First, setup your decoder correctly. This includes giving it a proper name, setting NTP and installing NWLive content, custom parsers and custom Index files before you ever hit the capture button. Once content is deployed, you should add the below application "TimedOut Rules" to your decoder to look for likely timed out traffic that is being denied by a firewall. Those rules are:
name="Possible Timed Out Web Traffic" rule="tcp.srcport = 80" order=172 alert=alert type=application
name="Possible Timed Out SSL Traffic" rule="tcp.srcport = 443" order=173 alert=alert type=application
name="Possible Timed Out DNS Traffic" rule="udp.srcport = 53" order=174 alert=alert type=application
Once that is set, start capturing and validate that you can see meta being generated on the Concentrator.
Once you validate operation, now its time to validate the line speed at the tap that the decoder is seeing. First, check the decoder for line rate and any dropped packets.
This image shows a high line rate and negligible packet loss over a 30-day period. So this decoder is not dropping any packets.

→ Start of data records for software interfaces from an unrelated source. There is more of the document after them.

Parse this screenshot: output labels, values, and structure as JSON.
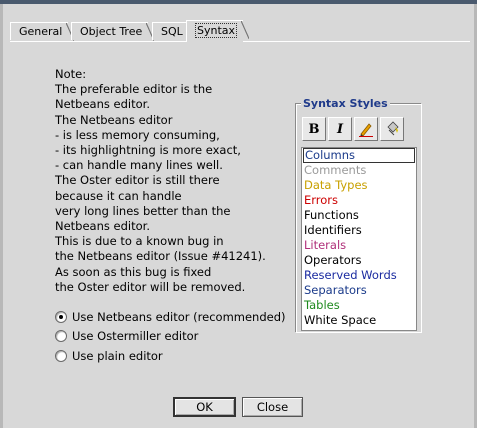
{
  "tabs": [
    "General",
    "Object Tree",
    "SQL",
    "Syntax"
  ],
  "active_tab": "Syntax",
  "note_lines": [
    "Note:",
    "The preferable editor is the",
    "Netbeans editor.",
    "The Netbeans editor",
    "- is less memory consuming,",
    "- its highlightning is more exact,",
    "- can handle many lines well.",
    "The Oster editor is still there",
    "because it can handle",
    "very long lines better than the",
    "Netbeans editor.",
    "This is due to a known bug in",
    "the Netbeans editor (Issue #41241).",
    "As soon as this bug is fixed",
    "the Oster editor will be removed."
  ],
  "editor_options": [
    {
      "label": "Use Netbeans editor (recommended)",
      "checked": true
    },
    {
      "label": "Use Ostermiller editor",
      "checked": false
    },
    {
      "label": "Use plain editor",
      "checked": false
    }
  ],
  "syntax_styles": {
    "title": "Syntax Styles",
    "toolbar": {
      "bold": "B",
      "italic": "I"
    },
    "items": [
      {
        "label": "Columns",
        "color": "#1a3a8a",
        "selected": true
      },
      {
        "label": "Comments",
        "color": "#9a9a9a"
      },
      {
        "label": "Data Types",
        "color": "#c8a000"
      },
      {
        "label": "Errors",
        "color": "#cc0000"
      },
      {
        "label": "Functions",
        "color": "#000000"
      },
      {
        "label": "Identifiers",
        "color": "#000000"
      },
      {
        "label": "Literals",
        "color": "#b0307a"
      },
      {
        "label": "Operators",
        "color": "#000000"
      },
      {
        "label": "Reserved Words",
        "color": "#1a2aa0"
      },
      {
        "label": "Separators",
        "color": "#1a3a8a"
      },
      {
        "label": "Tables",
        "color": "#1e8a1e"
      },
      {
        "label": "White Space",
        "color": "#000000"
      }
    ]
  },
  "buttons": {
    "ok": "OK",
    "close": "Close"
  }
}
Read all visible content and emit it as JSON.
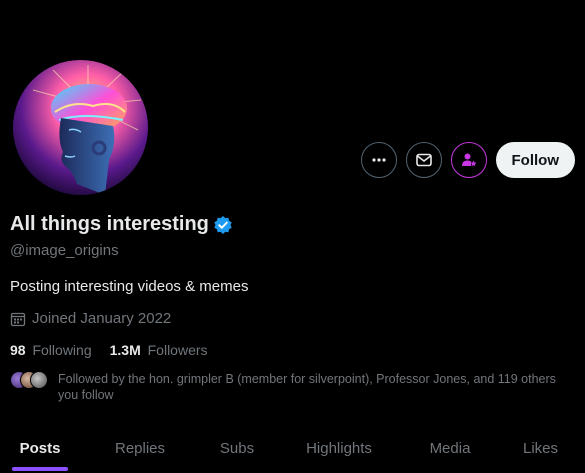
{
  "profile": {
    "display_name": "All things interesting",
    "handle": "@image_origins",
    "bio": "Posting interesting videos & memes",
    "joined": "Joined January 2022",
    "verified_icon": "verified-badge-icon"
  },
  "actions": {
    "more_icon": "more-icon",
    "message_icon": "mail-icon",
    "subscribe_icon": "subscribe-icon",
    "follow_label": "Follow"
  },
  "stats": {
    "following_count": "98",
    "following_label": "Following",
    "followers_count": "1.3M",
    "followers_label": "Followers"
  },
  "followed_by": {
    "text": "Followed by the hon. grimpler B (member for silverpoint), Professor Jones, and 119 others you follow"
  },
  "tabs": [
    {
      "label": "Posts",
      "active": true
    },
    {
      "label": "Replies",
      "active": false
    },
    {
      "label": "Subs",
      "active": false
    },
    {
      "label": "Highlights",
      "active": false
    },
    {
      "label": "Media",
      "active": false
    },
    {
      "label": "Likes",
      "active": false
    }
  ],
  "colors": {
    "background": "#000000",
    "text_primary": "#e7e9ea",
    "text_secondary": "#71767b",
    "verified_blue": "#1d9bf0",
    "subscribe_purple": "#c936e4",
    "tab_indicator": "#8c52ff",
    "follow_button_bg": "#eff3f4"
  }
}
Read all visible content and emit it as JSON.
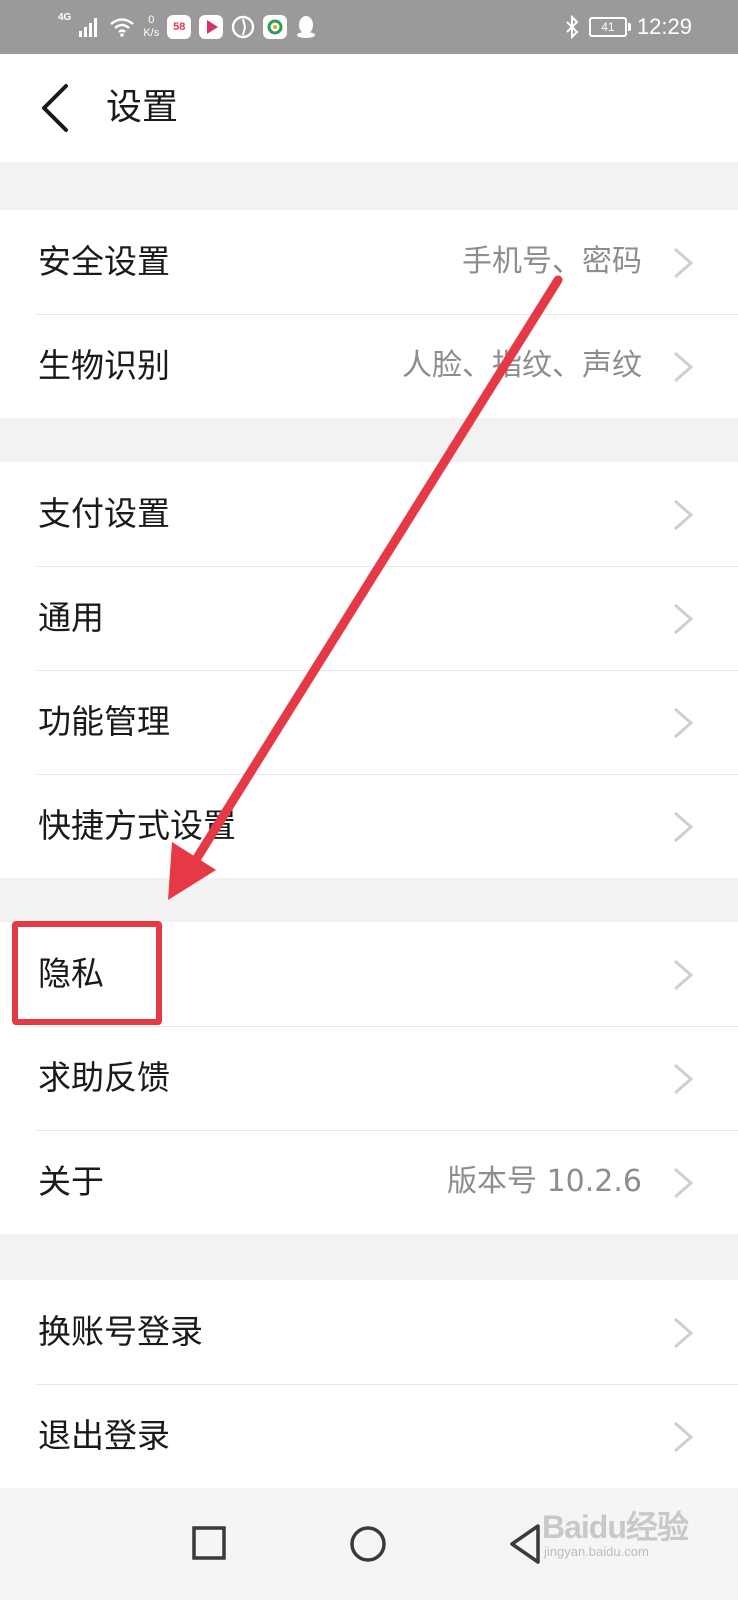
{
  "status_bar": {
    "network": "4G",
    "speed_value": "0",
    "speed_unit": "K/s",
    "apps": [
      "58"
    ],
    "battery": "41",
    "time": "12:29",
    "icons": [
      "signal-icon",
      "wifi-icon",
      "app-58-icon",
      "video-app-icon",
      "browser-app-icon",
      "camera-app-icon",
      "qq-icon",
      "bluetooth-icon",
      "battery-icon"
    ]
  },
  "header": {
    "title": "设置",
    "back_icon": "chevron-left-icon"
  },
  "groups": [
    {
      "rows": [
        {
          "label": "安全设置",
          "value": "手机号、密码"
        },
        {
          "label": "生物识别",
          "value": "人脸、指纹、声纹"
        }
      ]
    },
    {
      "rows": [
        {
          "label": "支付设置",
          "value": ""
        },
        {
          "label": "通用",
          "value": ""
        },
        {
          "label": "功能管理",
          "value": ""
        },
        {
          "label": "快捷方式设置",
          "value": ""
        }
      ]
    },
    {
      "rows": [
        {
          "label": "隐私",
          "value": ""
        },
        {
          "label": "求助反馈",
          "value": ""
        },
        {
          "label": "关于",
          "value": "版本号 10.2.6"
        }
      ]
    },
    {
      "rows": [
        {
          "label": "换账号登录",
          "value": ""
        },
        {
          "label": "退出登录",
          "value": ""
        }
      ]
    }
  ],
  "annotation": {
    "color": "#e63946",
    "highlighted_row": "隐私"
  },
  "nav_bar": {
    "buttons": [
      "recents-square-icon",
      "home-circle-icon",
      "back-triangle-icon"
    ]
  },
  "watermark": {
    "main": "Baidu经验",
    "sub": "jingyan.baidu.com"
  },
  "colors": {
    "status_bar": "#9a9a9a",
    "background": "#f2f2f2",
    "card": "#ffffff",
    "secondary_text": "#8d8d8d",
    "accent_red": "#e63946"
  }
}
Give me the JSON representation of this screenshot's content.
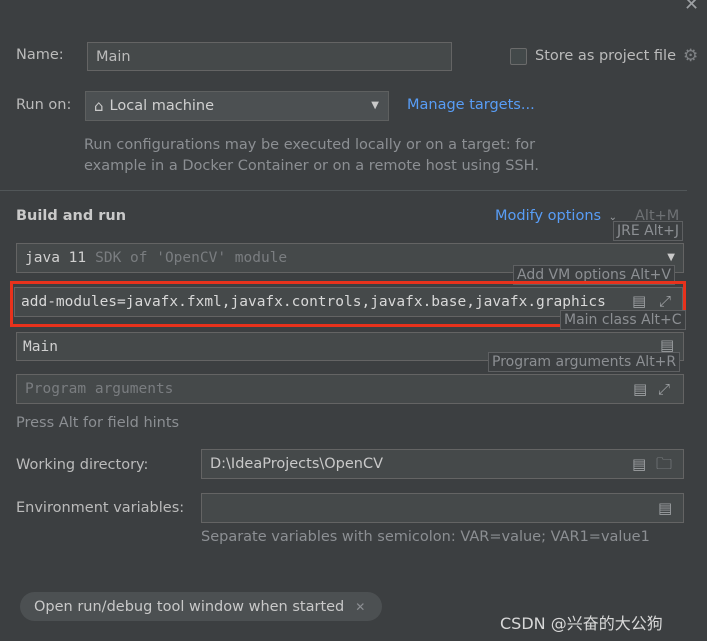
{
  "name": {
    "label": "Name:",
    "value": "Main"
  },
  "store_as_project_file": {
    "label": "Store as project file",
    "checked": false
  },
  "run_on": {
    "label": "Run on:",
    "value": "Local machine",
    "manage_link": "Manage targets..."
  },
  "run_on_help": {
    "line1": "Run configurations may be executed locally or on a target: for",
    "line2": "example in a Docker Container or on a remote host using SSH."
  },
  "build_and_run": {
    "title": "Build and run",
    "modify_options": "Modify options",
    "modify_shortcut": "Alt+M",
    "jre_value": "java 11",
    "jre_suffix": "SDK of 'OpenCV' module",
    "vm_options_value": "add-modules=javafx.fxml,javafx.controls,javafx.base,javafx.graphics",
    "main_class_value": "Main",
    "program_args_placeholder": "Program arguments",
    "field_hints_note": "Press Alt for field hints"
  },
  "field_hints": {
    "jre": "JRE Alt+J",
    "vm_options": "Add VM options Alt+V",
    "main_class": "Main class Alt+C",
    "program_args": "Program arguments Alt+R"
  },
  "working_directory": {
    "label": "Working directory:",
    "value": "D:\\IdeaProjects\\OpenCV"
  },
  "environment_variables": {
    "label": "Environment variables:",
    "value": "",
    "help": "Separate variables with semicolon: VAR=value; VAR1=value1"
  },
  "tool_window_chip": "Open run/debug tool window when started",
  "watermark": "CSDN @兴奋的大公狗",
  "highlight_color": "#e8321c",
  "link_color": "#589df6"
}
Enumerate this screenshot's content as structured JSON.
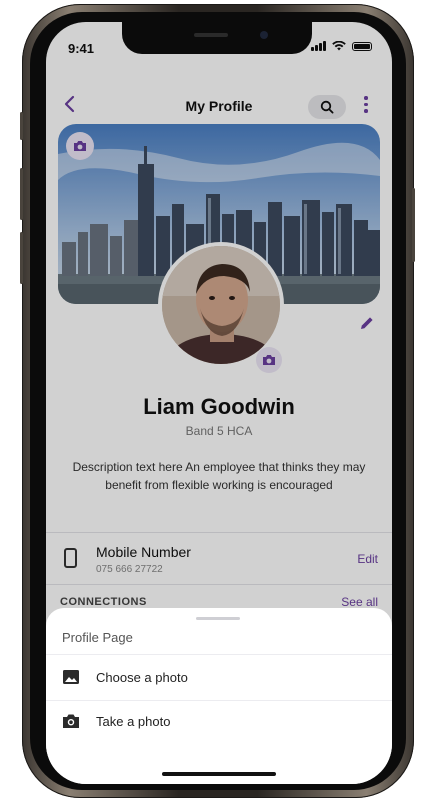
{
  "status_bar": {
    "time": "9:41"
  },
  "header": {
    "title": "My Profile"
  },
  "profile": {
    "name": "Liam Goodwin",
    "role": "Band 5 HCA",
    "description": "Description text here An employee that thinks they may benefit from flexible working is encouraged"
  },
  "contact": {
    "mobile_label": "Mobile Number",
    "mobile_value": "075 666 27722",
    "edit_label": "Edit"
  },
  "connections": {
    "label": "CONNECTIONS",
    "see_all_label": "See all"
  },
  "sheet": {
    "title": "Profile Page",
    "items": [
      {
        "label": "Choose a photo",
        "icon": "image-icon"
      },
      {
        "label": "Take a photo",
        "icon": "camera-icon"
      }
    ]
  },
  "colors": {
    "accent": "#6b3fa0",
    "overlay": "rgba(0,0,0,0.18)"
  }
}
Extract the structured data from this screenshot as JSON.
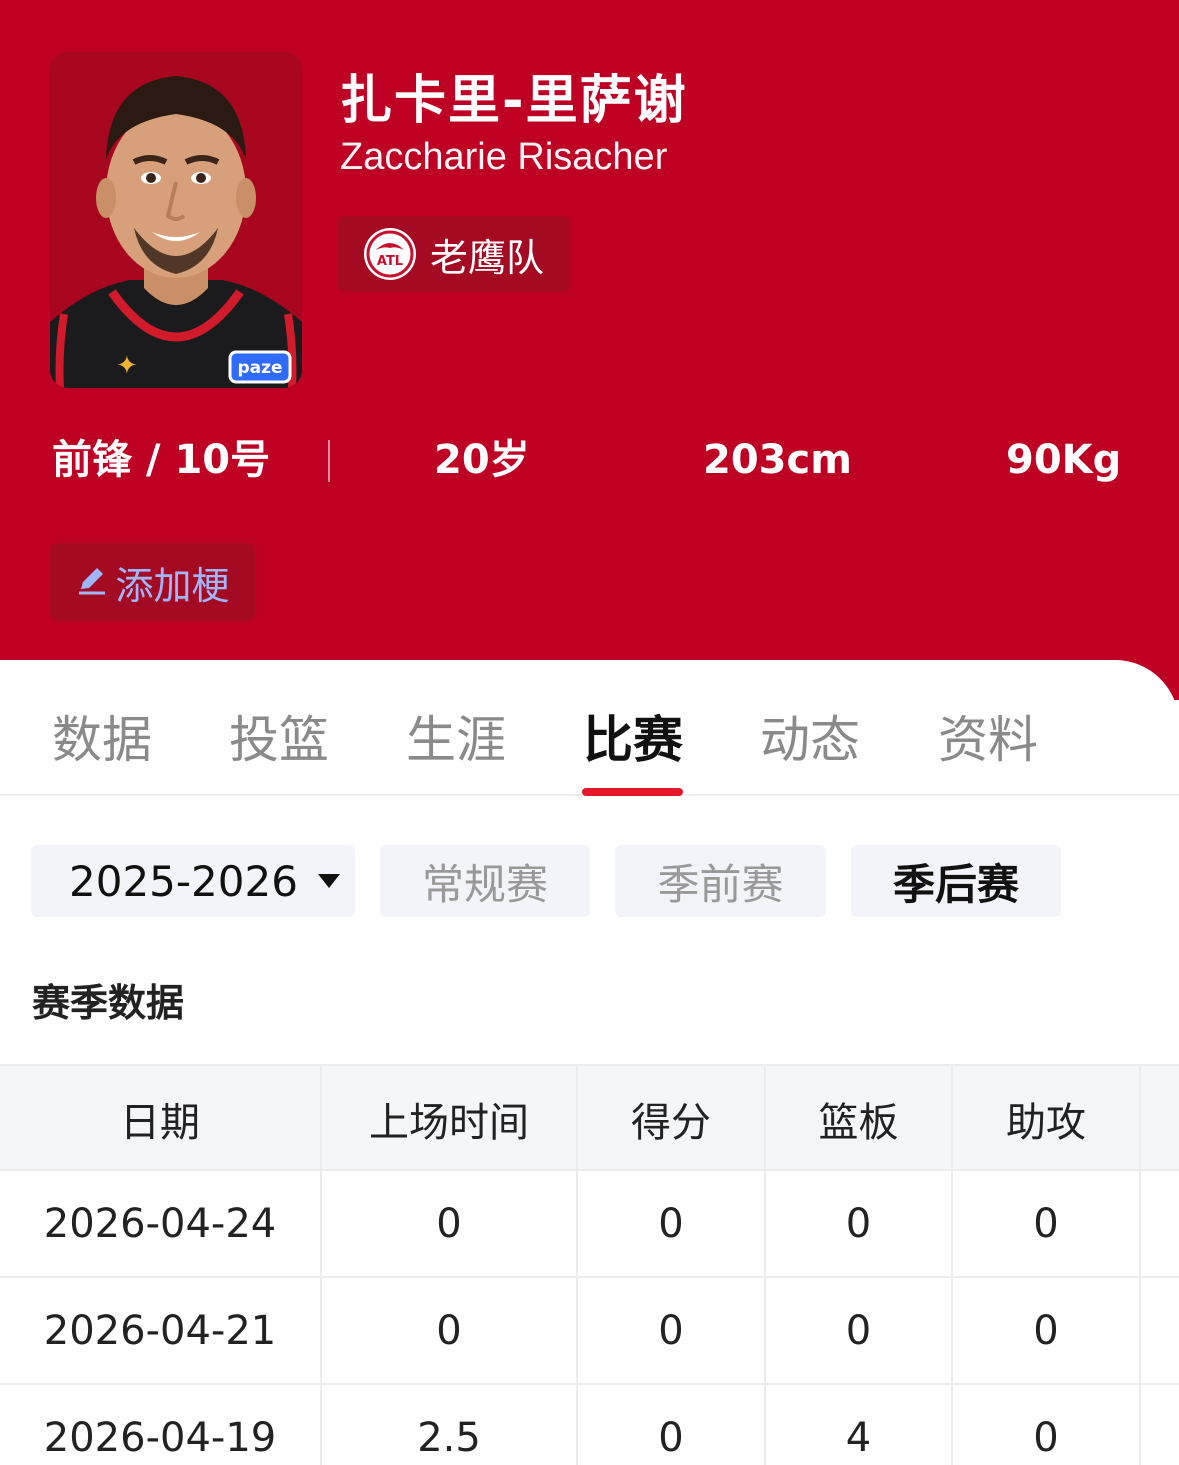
{
  "player": {
    "name_cn": "扎卡里-里萨谢",
    "name_en": "Zaccharie Risacher",
    "team": "老鹰队",
    "team_logo_text": "ATL",
    "jersey_sponsor": "paze",
    "position_number": "前锋 / 10号",
    "age": "20岁",
    "height": "203cm",
    "weight": "90Kg"
  },
  "meme_button": {
    "label": "添加梗"
  },
  "tabs": [
    {
      "label": "数据"
    },
    {
      "label": "投篮"
    },
    {
      "label": "生涯"
    },
    {
      "label": "比赛",
      "active": true
    },
    {
      "label": "动态"
    },
    {
      "label": "资料"
    }
  ],
  "filters": {
    "season": "2025-2026",
    "types": [
      {
        "label": "常规赛"
      },
      {
        "label": "季前赛"
      },
      {
        "label": "季后赛",
        "active": true
      }
    ]
  },
  "section_title": "赛季数据",
  "table": {
    "columns": [
      "日期",
      "上场时间",
      "得分",
      "篮板",
      "助攻"
    ],
    "rows": [
      [
        "2026-04-24",
        "0",
        "0",
        "0",
        "0"
      ],
      [
        "2026-04-21",
        "0",
        "0",
        "0",
        "0"
      ],
      [
        "2026-04-19",
        "2.5",
        "0",
        "4",
        "0"
      ]
    ]
  },
  "colors": {
    "header_red": "#bd0023",
    "accent": "#e8182c"
  }
}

The next step is to see if you have a high rate of timed out traffic generated on this decoder as a result of the custom application rules installed as mentioned above. In this customer's case, they were a high rate of timeouts.
What this suggested to me is that a firewall somewhere along the path of communication was likely overloaded. You see, on any firewall, there are only 64,000 available virtual ports to assign to dynamic outbound traffic from an infrastructure. In busier infrastructures, those firewalls have to tear down older virtual port connections to make room for newer outbound connections. The busier the network, the faster these teardowns happen. And when webservers respond to older connection requests, sometimes those older virtual ports are no longer available, and the connections get dropped by the firewall. In NetWitness, this traffic typically looks like sourceport 443 traffic, and it gets dumped into service type OTHER. Identifying this type of timed out traffic helps to understand servicetype OTHER, and in this case, was helpful in understanding that this particular segment did have some oversubscription problems, at least with the firewall at this point. But it still does not validate the TAP itself.
Understanding that this segment was under stress, the final validation to check for packet loss at the tap's side is actually very quick and easy to do. Simply look at JPEG files to see if they get reconstructed correctly in Investigator. JPEGs are files with layered pixels. If packet loss occurs, you get JPEG images that look like some of these layers have been stripped away.
This image is an example of a conference room photograph that had layers stripped from it due to packet loss. And since the decoder was not detecting any packetloss at its packet engine, the loss must be taking place at the tapping point. If the decoder was dropping packets at its engine, JPEGs would also appear corrupted.
The important lesson is this:
Validate your tapping traffic as soon as possible after deploying gear to a new location. This decoder had been in place for almost a month and it appeared that the tap was shedding packets for a while. And when you share infrastructure at a tap that is dropping packets, each appliance on that tap will miss traffic. The IDS might not alert. FireEye will miss packets. And NetWitness meta might not get created correctly.